The "Right" to a Rest Break
In the case of Grange -v- Abellio London Ltd, the Employment Appeal Tribunal (“the EAT”) was required to consider whether an employee must request a rest break before claiming to have been refused the rest break.
Regulation 12(1) of the Working Time Regulations 1998 (“the WTR”) states that where a worker’s daily working time is more than 6 hours, he is entitled to a rest break of at least 20 minutes, and the worker is entitled to spend it away from his workstation if he has one.

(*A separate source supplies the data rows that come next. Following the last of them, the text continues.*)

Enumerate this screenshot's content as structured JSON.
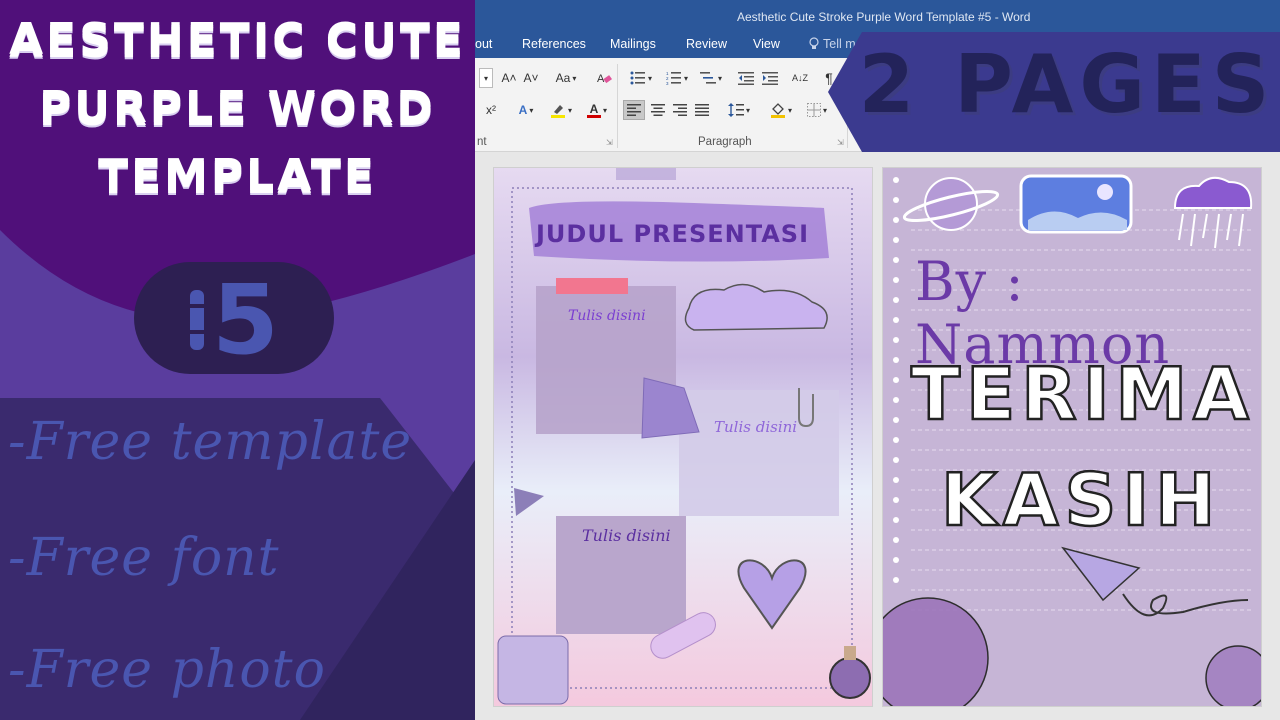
{
  "window": {
    "title": "Aesthetic Cute Stroke Purple Word Template #5 - Word"
  },
  "menu": {
    "tabs": [
      "out",
      "References",
      "Mailings",
      "Review",
      "View"
    ],
    "tell_me": "Tell me"
  },
  "ribbon": {
    "font_group_label": "nt",
    "paragraph_group_label": "Paragraph",
    "grow_font": "A˄",
    "shrink_font": "A˅",
    "change_case": "Aa",
    "superscript": "x²",
    "text_effects": "A",
    "font_color": "A",
    "sort": "A↓Z",
    "show_marks": "¶"
  },
  "promo": {
    "title_lines": [
      "AESTHETIC CUTE",
      "PURPLE WORD",
      "TEMPLATE"
    ],
    "number": "5",
    "bullets": [
      "-Free template",
      "-Free font",
      "-Free photo"
    ],
    "banner": "2 PAGES"
  },
  "page1": {
    "title": "JUDUL PRESENTASI",
    "note1": "Tulis disini",
    "note2": "Tulis disini",
    "note3": "Tulis disini"
  },
  "page2": {
    "byline": "By : Nammon",
    "thanks_line1": "TERIMA",
    "thanks_line2": "KASIH"
  },
  "colors": {
    "word_blue": "#2b579a",
    "promo_purple": "#5a3d9e",
    "promo_dark": "#3a2370",
    "banner_blue": "#3b3a8f",
    "text_purple": "#7b3fd1"
  }
}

Mr Grange had an 8.5 hour working day which included a half hour lunch break. However, the nature of his work made it difficult to fit his lunch break into the working day. Abellio emailed Mr Grange and told him to work through his break, but to finish half an hour early at the end of the shift instead. Two years later, Mr Grange submitted a grievance complaining that he had been forced to work without a break which had contributed to a decline in his health.
The original Employment Tribunal concluded that as Abellio had specifically provided for the break in the employee’s terms & conditions, Mr Grange did not actually make a specific request for a break and therefore Abellio had not actually refused the break.
However, Mr Grange appealed the decision and the EAT determined instead that an employer is in breach of the WTR regarding rest breaks if they make it impossible for an employee to take a 20 minute break, even if they don’t expressly prohibit this. In other words the employer has an obligation to afford the worker the ability to take a rest break.
This is a cautionary tale for employers with difficult workloads to manage. However, as long as the employer takes active steps to ensure working arrangements enable the worker to take the requisite rest break, it cannot force workers to take the rest break.